Twenty minutes and two forms later, we were done.
There were no flowers, no bridal march, and certainly no mantilla, the most traditional – and most Hispanic – of the Hispanic wedding traditions.
Attend a Latino wedding, particularly a Catholic Latino wedding, and you will surely see two women – usually the couple’s grandmothers, or godmothers, or favorite aunts; women of importance and significance to them – drape a large, lace shawl over the couple’s shoulders while the priest recites a prayer. The draping of the mantilla is a tradition passed down from generation to (Latino) generation.
The mantilla has its roots firmly embedded in Spanish culture, originally made popular by Queen Isabel II in the mid-1800s. After her reign, their popularity waned in most areas of Spain. However, the women of Andalusia continued to wear them for religious ceremonies, such as masses, Holy Week and papal visits. It is believed this lead to their use in Catholic wedding ceremonies.
I never have considered myself a traditionalist. I was not one of those little girls who played out her dream wedding with Barbie and Ken. I never really imagined myself getting married, much less having a huge, church ceremony, complete with fluffy white dress and petal-strewn aisle. The thought of using a mantilla in my wedding ceremony had never even crossed my mind.

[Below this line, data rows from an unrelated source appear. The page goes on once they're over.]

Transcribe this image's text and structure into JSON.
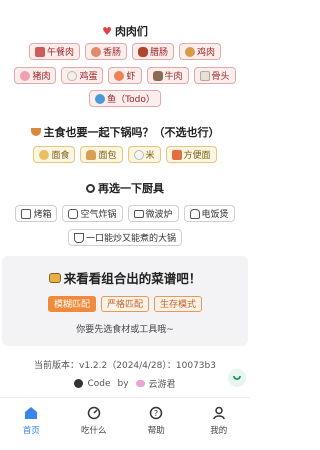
{
  "meat": {
    "title": "肉肉们",
    "rows": [
      [
        {
          "label": "午餐肉",
          "icon": "luncheon-meat-icon"
        },
        {
          "label": "香肠",
          "icon": "sausage-icon"
        },
        {
          "label": "腊肠",
          "icon": "cured-sausage-icon"
        },
        {
          "label": "鸡肉",
          "icon": "chicken-icon"
        }
      ],
      [
        {
          "label": "猪肉",
          "icon": "pig-icon"
        },
        {
          "label": "鸡蛋",
          "icon": "egg-icon"
        },
        {
          "label": "虾",
          "icon": "shrimp-icon"
        },
        {
          "label": "牛肉",
          "icon": "cow-icon"
        },
        {
          "label": "骨头",
          "icon": "bone-icon"
        }
      ],
      [
        {
          "label": "鱼（Todo）",
          "icon": "fish-icon"
        }
      ]
    ]
  },
  "staple": {
    "title": "主食也要一起下锅吗？（不选也行）",
    "items": [
      {
        "label": "面食",
        "icon": "noodles-icon"
      },
      {
        "label": "面包",
        "icon": "bread-icon"
      },
      {
        "label": "米",
        "icon": "rice-icon"
      },
      {
        "label": "方便面",
        "icon": "instant-noodles-icon"
      }
    ]
  },
  "tools": {
    "title": "再选一下厨具",
    "items": [
      {
        "label": "烤箱",
        "icon": "oven-icon"
      },
      {
        "label": "空气炸锅",
        "icon": "air-fryer-icon"
      },
      {
        "label": "微波炉",
        "icon": "microwave-icon"
      },
      {
        "label": "电饭煲",
        "icon": "rice-cooker-icon"
      }
    ],
    "wide": {
      "label": "一口能炒又能煮的大锅",
      "icon": "pot-icon"
    }
  },
  "combo": {
    "title": "来看看组合出的菜谱吧！",
    "modes": [
      "模糊匹配",
      "严格匹配",
      "生存模式"
    ],
    "active_mode": "模糊匹配",
    "hint": "你要先选食材或工具哦~"
  },
  "footer": {
    "version": "当前版本：v1.2.2（2024/4/28）：10073b3",
    "code_by_prefix": "Code",
    "code_by_word": "by",
    "author": "云游君"
  },
  "tabs": [
    {
      "label": "首页",
      "icon": "home-icon",
      "active": true
    },
    {
      "label": "吃什么",
      "icon": "gauge-icon",
      "active": false
    },
    {
      "label": "帮助",
      "icon": "help-icon",
      "active": false
    },
    {
      "label": "我的",
      "icon": "user-icon",
      "active": false
    }
  ],
  "colors": {
    "accent": "#3a86e8",
    "meat_bg": "#fdeeee",
    "staple_bg": "#fdf6e2",
    "mode_active": "#ef8a3a"
  }
}
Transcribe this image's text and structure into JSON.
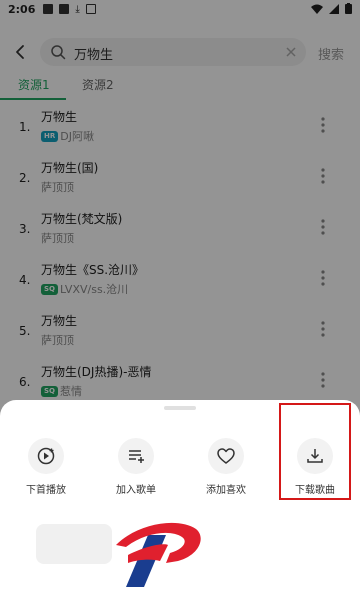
{
  "status_bar": {
    "time": "2:06"
  },
  "search": {
    "query": "万物生",
    "button": "搜索"
  },
  "tabs": [
    {
      "label": "资源1",
      "active": true
    },
    {
      "label": "资源2",
      "active": false
    }
  ],
  "songs": [
    {
      "num": "1.",
      "title": "万物生",
      "badge": "HR",
      "artist": "DJ阿啾"
    },
    {
      "num": "2.",
      "title": "万物生(国)",
      "badge": "",
      "artist": "萨顶顶"
    },
    {
      "num": "3.",
      "title": "万物生(梵文版)",
      "badge": "",
      "artist": "萨顶顶"
    },
    {
      "num": "4.",
      "title": "万物生《SS.沧川》",
      "badge": "SQ",
      "artist": "LVXV/ss.沧川"
    },
    {
      "num": "5.",
      "title": "万物生",
      "badge": "",
      "artist": "萨顶顶"
    },
    {
      "num": "6.",
      "title": "万物生(DJ热播)-恶情",
      "badge": "SQ",
      "artist": "惹情"
    }
  ],
  "sheet": {
    "actions": [
      {
        "label": "下首播放",
        "icon": "play-next-icon"
      },
      {
        "label": "加入歌单",
        "icon": "add-playlist-icon"
      },
      {
        "label": "添加喜欢",
        "icon": "heart-icon"
      },
      {
        "label": "下载歌曲",
        "icon": "download-icon"
      }
    ]
  },
  "colors": {
    "accent": "#21a663",
    "highlight": "#d41818",
    "hr_badge": "#16a3c2",
    "logo_red": "#e0202e",
    "logo_blue": "#1a3d8f"
  }
}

Wondering if I was alone in my thinking, I posed the question to a few Catholic friends who did have traditional wedding ceremonies. I expected their answers to run along the lines of “I couldn’t wait to use one,” or “It was very important to have one in my ceremony.” I was actually quite surprised to hear that their feelings about the traditions of the mantilla were not entirely dissimilar to my own.
It turns out their reasons for using a mantilla were almost all identical: They did it because someone else wanted them to.
My niece, Yvette (pictured above), basically did it just to make her grandmother happy. Her paternal grandmother is so Catholic, she practically has the Pope on speed-dial. In order to appease her grandmother, and avoid the Catholic guilt trip, she included the mantilla ritual in her ceremony.
An Anglo friend, although raised as a Catholic, had never seen a mantilla used until she attended her first Hispanic Catholic wedding. And when she married three years ago, her Spanish-born mother-in-law-to-be insisted that a mantilla be included. The mantilla, however, was forgotten in the back room of the church before the ceremony and never was used — a fact my friend’s mother-in-law was none-too-pleased about. (Luckily they can laugh about it now).
For Barbara, another friend, the mantilla was – in her words – “a pain.” When I asked if it had any special significance for her, she said that it “meant nothing,” but she still felt obligated to include it, because it’s Catholic tradition (there goes that guilt thing). Barbara also noted she has seen it used less and less at weddings she has attended.
I find it interesting that even though our mothers and grandmothers still are attached to this tradition _ with all its religious and cultural significance _ the indifference my generation has to this rite shows me how some of our long-held traditions are fading as we “Americanize.”
And, I don’t know how I feel about that.
Lou Galindo is a first generation Cuban-American, born and bred in Miami. She is a “marketeer” by trade, and an artist at heart. Her passions include reading, papercrafting, crime dramas and her Mexican-American boyfriend. She posts regularly at her blog, Searching for Normalcy.